_Work instruction_. Show every line below where "title" appears.
### Provided data ###
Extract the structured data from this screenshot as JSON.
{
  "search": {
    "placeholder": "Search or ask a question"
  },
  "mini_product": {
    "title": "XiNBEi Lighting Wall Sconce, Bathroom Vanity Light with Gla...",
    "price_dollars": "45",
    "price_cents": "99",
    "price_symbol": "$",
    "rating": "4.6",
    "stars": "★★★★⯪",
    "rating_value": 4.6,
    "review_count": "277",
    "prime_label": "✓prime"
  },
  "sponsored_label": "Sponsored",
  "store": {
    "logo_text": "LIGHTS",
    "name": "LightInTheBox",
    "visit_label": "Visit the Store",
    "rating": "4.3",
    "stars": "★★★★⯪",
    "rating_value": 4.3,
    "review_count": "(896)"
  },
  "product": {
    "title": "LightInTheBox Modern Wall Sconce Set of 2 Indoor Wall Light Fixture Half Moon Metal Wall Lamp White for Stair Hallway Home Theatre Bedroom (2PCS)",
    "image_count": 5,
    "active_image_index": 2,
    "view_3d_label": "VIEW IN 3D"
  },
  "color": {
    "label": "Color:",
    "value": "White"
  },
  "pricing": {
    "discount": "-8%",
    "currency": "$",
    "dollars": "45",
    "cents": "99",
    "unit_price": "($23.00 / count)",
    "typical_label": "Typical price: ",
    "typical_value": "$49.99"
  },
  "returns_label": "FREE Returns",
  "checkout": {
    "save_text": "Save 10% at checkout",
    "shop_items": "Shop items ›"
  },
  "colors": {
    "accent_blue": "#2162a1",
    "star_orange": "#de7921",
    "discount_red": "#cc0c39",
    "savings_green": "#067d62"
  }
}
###
_The answer_.
    "title": "XiNBEi Lighting Wall Sconce, Bathroom Vanity Light with Gla...",
    "title": "LightInTheBox Modern Wall Sconce Set of 2 Indoor Wall Light Fixture Half Moon Metal Wall Lamp White for Stair Hallway Home Theatre Bedroom (2PCS)",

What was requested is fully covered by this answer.